to reconcile with the expectation of neoclassical general equilibrium mod-els where poor economies with a low endowment of capital receive the scarce resource from rich countries with an abundant endowment of capi-tal. The fact that the most successful countries in the South have violated that “law” puzzles many orthodox ob-servers and leads them to argue that holding United States treasuries is a waste of resources as this money could have been used much more ef-ficiently by investing it in fixed capi-tal or by using it for more imports of investment goods.
For policymakers in developing countries, the fact that exchange rate movements directly influence the overall competitiveness of a country and have the potential to directly im-prove the overall trade performance of the majority of their firms and the balance of payments is a promising prospect. On the other hand, the use of the exchange rate as a powerful tool of economic policy is often strictly limited by the influence that the global capital market and the pol-icy of other countries exert on that rate. The exchange rate of any coun-try is, by definition, a multilateral phenomenon, and any rate change has multilateral repercussions.

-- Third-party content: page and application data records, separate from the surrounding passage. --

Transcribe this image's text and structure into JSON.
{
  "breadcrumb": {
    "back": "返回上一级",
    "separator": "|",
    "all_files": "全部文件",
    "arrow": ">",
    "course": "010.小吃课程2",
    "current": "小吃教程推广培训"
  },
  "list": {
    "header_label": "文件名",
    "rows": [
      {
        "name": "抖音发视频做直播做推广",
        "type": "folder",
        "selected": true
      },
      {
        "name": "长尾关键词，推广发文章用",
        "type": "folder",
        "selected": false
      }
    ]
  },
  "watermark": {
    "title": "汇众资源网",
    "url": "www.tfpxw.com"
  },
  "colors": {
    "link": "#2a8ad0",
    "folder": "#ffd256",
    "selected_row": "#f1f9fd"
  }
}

In the last three decades, develop-ing and emergdevelop-ing market economies in all the major regions have had to struggle with financial crises or their contagion effects once they have tried to manage the exchange rate unilater-ally or even opted for free floating.
Nevertheless, in the Bretton Woods